Most alarming from the perspective of fiscal sanity is that tax breaks targeted towards the rich or towards a very narrow group of people cannot be targeted for elimination by the President under the bill. Representative Ryan recently told an audience at the Heritage Foundation, "The goal of this is not to change tax policy to go after tax pork." Apparently he has an extremely narrow view of what constitutes "tax pork." Under his bill, the President can only hold up a tax provision and request its elimination if 1) the tax breaks will benefit 100 or fewer people and 2) the tax break is not targeted towards people in the same line of business or owning the same type of property.

In effect, Congress can pass any type of tax break that benefits 101 people, or a tax break that benefits 4 people in the same industry or who own the same type of property, and the President will have no power to strip the provision from the larger bill that contains it. The President will, however, be allowed to strip, say, all Head Start funding for 180 days even if Congress then votes to reject such a rescission.

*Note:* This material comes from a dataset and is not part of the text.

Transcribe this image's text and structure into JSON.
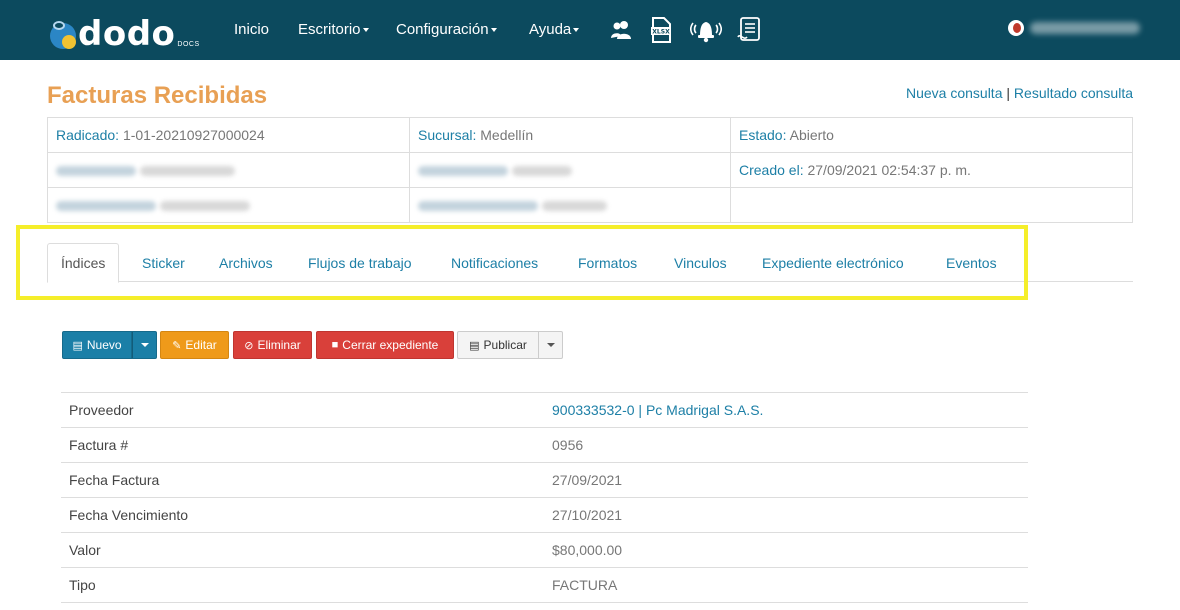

Even the White House's usual allies are balking. Judd Gregg (R-NH), chairman of the Senate Budget Committee which will mark up the bill, said the proposal as drafted is a "'poke a stick in the eye of Congress' bill." For once we'd have to agree with him.


Post a Comment

<< Home